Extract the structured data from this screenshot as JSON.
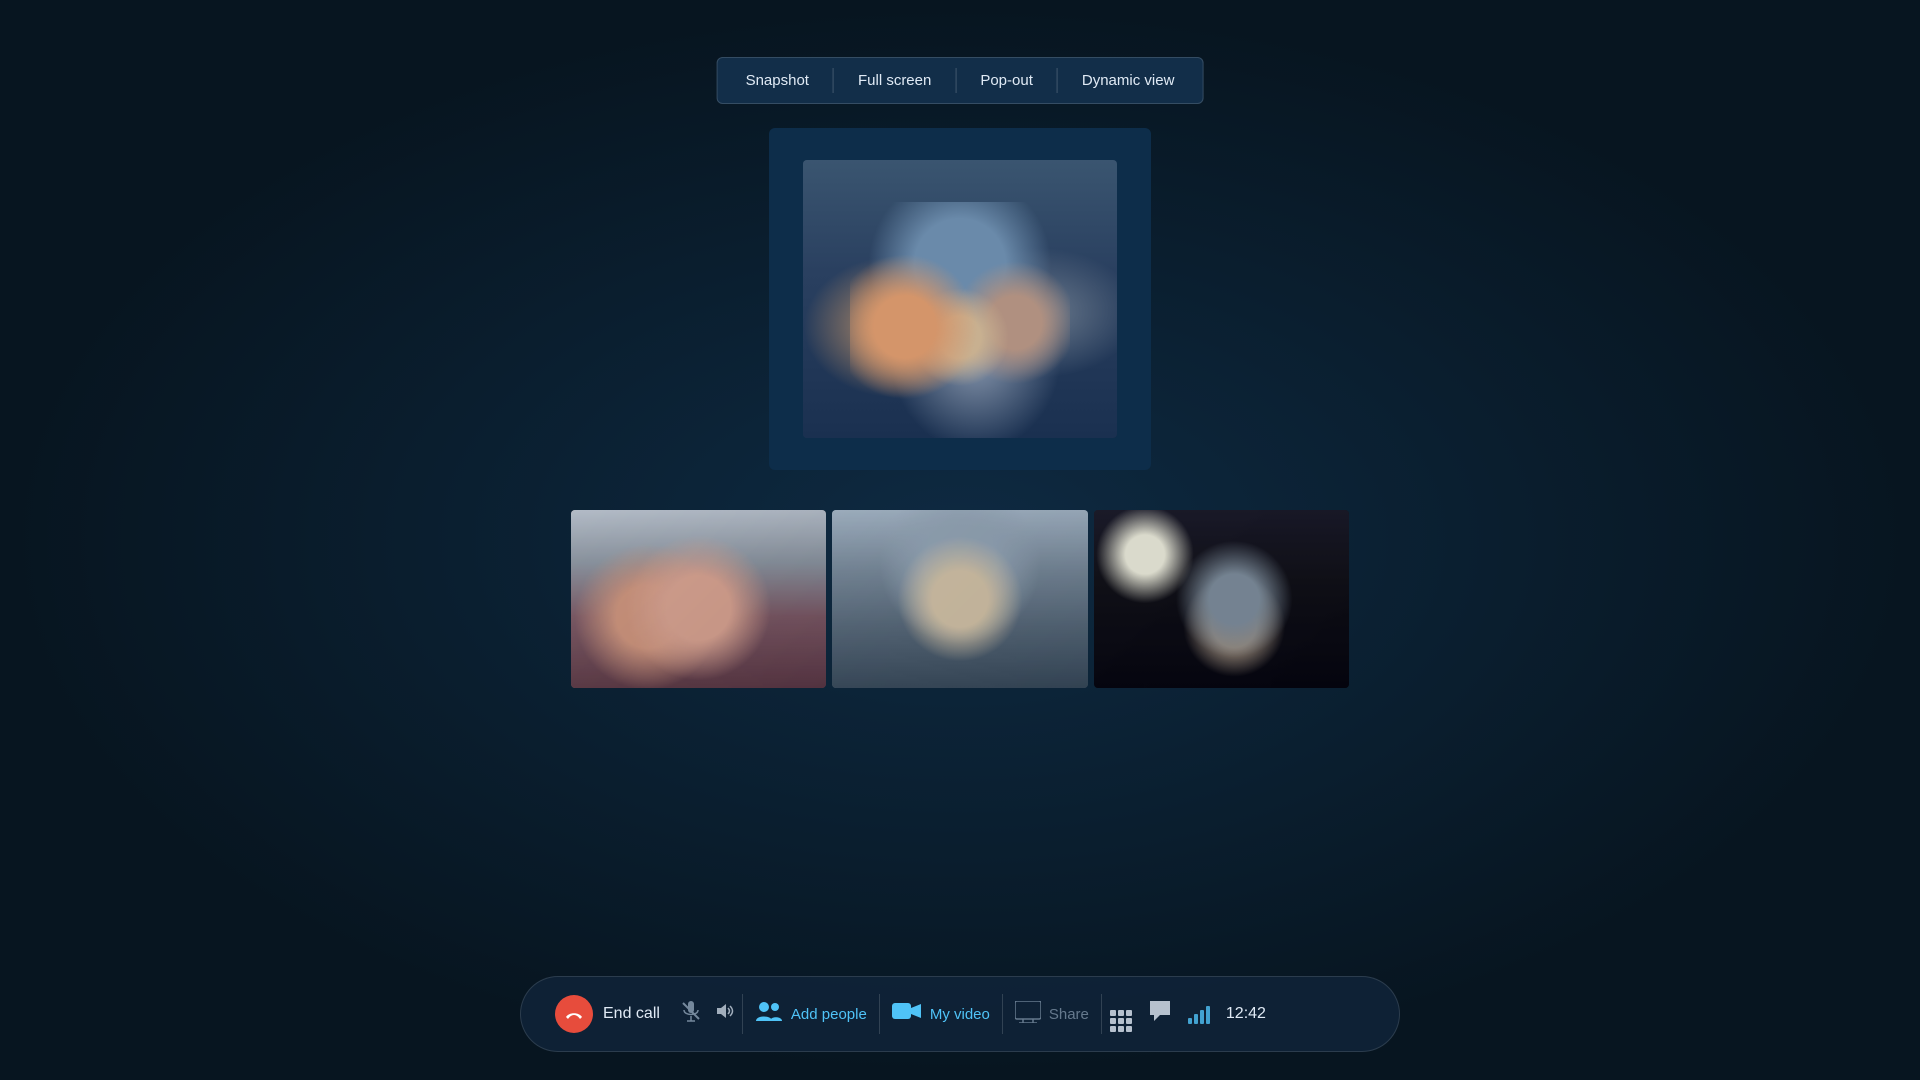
{
  "toolbar": {
    "snapshot_label": "Snapshot",
    "fullscreen_label": "Full screen",
    "popout_label": "Pop-out",
    "dynamicview_label": "Dynamic view"
  },
  "callbar": {
    "endcall_label": "End call",
    "addpeople_label": "Add people",
    "myvideo_label": "My video",
    "share_label": "Share",
    "time": "12:42"
  },
  "icons": {
    "phone_end": "📵",
    "mic_muted": "🎤",
    "volume": "🔊",
    "add_people": "👥",
    "video": "📹",
    "share_screen": "🖥",
    "grid": "⊞",
    "chat": "💬",
    "signal": "📶"
  }
}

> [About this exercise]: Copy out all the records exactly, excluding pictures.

> [Result below]:
Extract the structured data from this screenshot as JSON.
{
  "toolbar": {
    "snapshot_label": "Snapshot",
    "fullscreen_label": "Full screen",
    "popout_label": "Pop-out",
    "dynamicview_label": "Dynamic view"
  },
  "callbar": {
    "endcall_label": "End call",
    "addpeople_label": "Add people",
    "myvideo_label": "My video",
    "share_label": "Share",
    "time": "12:42"
  },
  "icons": {
    "phone_end": "📵",
    "mic_muted": "🎤",
    "volume": "🔊",
    "add_people": "👥",
    "video": "📹",
    "share_screen": "🖥",
    "grid": "⊞",
    "chat": "💬",
    "signal": "📶"
  }
}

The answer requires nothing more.